The cost of Subaru servicing sure outstrip inflation, keep in mind it is serviced every 6 months. It was serviced at 37000k in August 2013 and the cost was $383.35 a big leap from the $260 we were originally told. Servicing costs of close to $800 a year, with a big one coming up, are a lot higher than the cost of servicing my Turbo Falcon Ute, once a year. When it boils down the money you save in petrol by running a more economical car is spent on servicing! IE the Ute uses about 2 litres per 100 more under identical driving. I am only doing about 10000k per year in the ute. At $1.50 per litre 2 litres per 100 is $30 per 1000k or $300 per 10,000k. Not much in it!!!
Drivers vision is good. You can set the seat low which improves it and the wing mirrors are large with good coverage. Rear quarter vision is not so good and in the rain it desperately needs a rear window wiper as rear vision can be completely obscured by water.
Just a little flawed, the Liberty is a very good car, but there is evidence of cost cutting in the plastics and sound proofing. I actually feel that Subaru have slightly lost the plot with this model and they could do better.
I actually liked the Liberty so much I considered buying an Outback, but only a MY012, as they have finally fitted a USB and the Satnav is an aftermarket unit that is fitted by Subaru Australia, and seems more user friendly. The Outback is higher off the ground will not have issues with the low nose and kerb's as the Liberty can have. However it has the same fixed footrest, poor headlights (I assume) metallic noise when driving, speedo error and these are all things that would require a compromise. The outback also has 50 series tyres, If I was to get one I would immediately fit 60 series tyres, to try to correct the speedo error and hard ride. Note the R model (6 cylinder) has 60 series tyres! Higher profile tyres would correct most of the speedo error and give a better ride, and hopefully be less noisy, if I chose wisely.
Drivers vision, CVT gearbox, electric handbrake, trip meter, fuel economy, all wheel drive and the anticipated reliability.
Footrest, inaccurate speedo, hard ride due to lowish profile tyres, road noise. The low front end and of course the obsolete, user unfriendly Sat Nav.

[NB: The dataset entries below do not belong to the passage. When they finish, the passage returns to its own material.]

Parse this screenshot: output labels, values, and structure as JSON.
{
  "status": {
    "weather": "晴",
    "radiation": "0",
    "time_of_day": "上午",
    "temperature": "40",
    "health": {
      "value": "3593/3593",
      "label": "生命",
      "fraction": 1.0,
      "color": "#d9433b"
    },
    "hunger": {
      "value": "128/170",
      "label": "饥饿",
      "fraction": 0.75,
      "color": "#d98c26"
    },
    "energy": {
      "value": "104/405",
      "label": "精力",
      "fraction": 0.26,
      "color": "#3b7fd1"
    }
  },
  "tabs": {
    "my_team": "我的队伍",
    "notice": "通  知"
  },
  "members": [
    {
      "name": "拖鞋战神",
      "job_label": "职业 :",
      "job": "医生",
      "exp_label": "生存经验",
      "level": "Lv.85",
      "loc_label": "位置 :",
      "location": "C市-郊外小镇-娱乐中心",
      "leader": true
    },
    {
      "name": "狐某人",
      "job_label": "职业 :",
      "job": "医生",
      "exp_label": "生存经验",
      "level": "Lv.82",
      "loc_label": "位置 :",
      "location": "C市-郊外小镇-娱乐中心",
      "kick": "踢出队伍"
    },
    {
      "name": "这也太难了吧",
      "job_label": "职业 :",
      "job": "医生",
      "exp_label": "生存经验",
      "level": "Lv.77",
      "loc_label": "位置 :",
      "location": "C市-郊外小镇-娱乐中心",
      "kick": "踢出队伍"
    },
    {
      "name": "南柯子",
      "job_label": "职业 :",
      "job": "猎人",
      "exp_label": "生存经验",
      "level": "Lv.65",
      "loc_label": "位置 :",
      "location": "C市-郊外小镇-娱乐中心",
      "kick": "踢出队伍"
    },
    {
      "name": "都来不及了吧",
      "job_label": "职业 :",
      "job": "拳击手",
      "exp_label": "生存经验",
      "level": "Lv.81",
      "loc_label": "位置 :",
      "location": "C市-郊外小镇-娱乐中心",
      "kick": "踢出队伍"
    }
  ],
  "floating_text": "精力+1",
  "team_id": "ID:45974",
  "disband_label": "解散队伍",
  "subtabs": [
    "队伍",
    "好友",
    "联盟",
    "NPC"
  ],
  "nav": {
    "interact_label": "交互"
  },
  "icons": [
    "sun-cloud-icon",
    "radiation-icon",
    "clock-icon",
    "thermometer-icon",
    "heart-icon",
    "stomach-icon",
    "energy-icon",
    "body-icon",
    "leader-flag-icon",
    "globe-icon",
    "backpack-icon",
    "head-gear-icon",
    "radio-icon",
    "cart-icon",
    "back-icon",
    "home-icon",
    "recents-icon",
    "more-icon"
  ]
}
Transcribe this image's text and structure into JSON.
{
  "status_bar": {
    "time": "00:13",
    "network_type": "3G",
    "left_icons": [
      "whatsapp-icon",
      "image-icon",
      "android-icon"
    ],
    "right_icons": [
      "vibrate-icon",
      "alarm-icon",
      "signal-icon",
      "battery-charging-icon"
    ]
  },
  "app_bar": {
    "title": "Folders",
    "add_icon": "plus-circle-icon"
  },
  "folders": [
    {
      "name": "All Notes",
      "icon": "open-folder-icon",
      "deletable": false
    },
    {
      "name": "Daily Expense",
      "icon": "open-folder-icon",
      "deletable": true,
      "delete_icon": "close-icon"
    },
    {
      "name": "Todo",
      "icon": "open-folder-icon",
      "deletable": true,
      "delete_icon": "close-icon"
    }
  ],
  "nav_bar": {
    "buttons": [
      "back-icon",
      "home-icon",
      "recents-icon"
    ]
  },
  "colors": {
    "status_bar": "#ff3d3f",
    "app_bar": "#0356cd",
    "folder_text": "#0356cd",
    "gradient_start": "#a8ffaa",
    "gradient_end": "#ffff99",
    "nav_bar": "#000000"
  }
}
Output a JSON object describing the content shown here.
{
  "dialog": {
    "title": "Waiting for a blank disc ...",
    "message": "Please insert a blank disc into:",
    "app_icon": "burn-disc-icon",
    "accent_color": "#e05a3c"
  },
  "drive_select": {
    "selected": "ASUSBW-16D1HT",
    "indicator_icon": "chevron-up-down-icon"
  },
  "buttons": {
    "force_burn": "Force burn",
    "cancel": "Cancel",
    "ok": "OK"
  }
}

My Housemate loves this car and the more I drive it the more I like it.
The electric brake works very well and to me is a great idea as it saves space. Button next to it is a hill holder which is a bit superfluous on an automatic.
Boot opening looks shallow but has never been a problem. The Blue car fridge is actually quite large. The hinges do not enter the boot space. There is only a ski port in the back seat.
Easels Galore Home My FG Turbo Ute. My Volkswagen Transporter.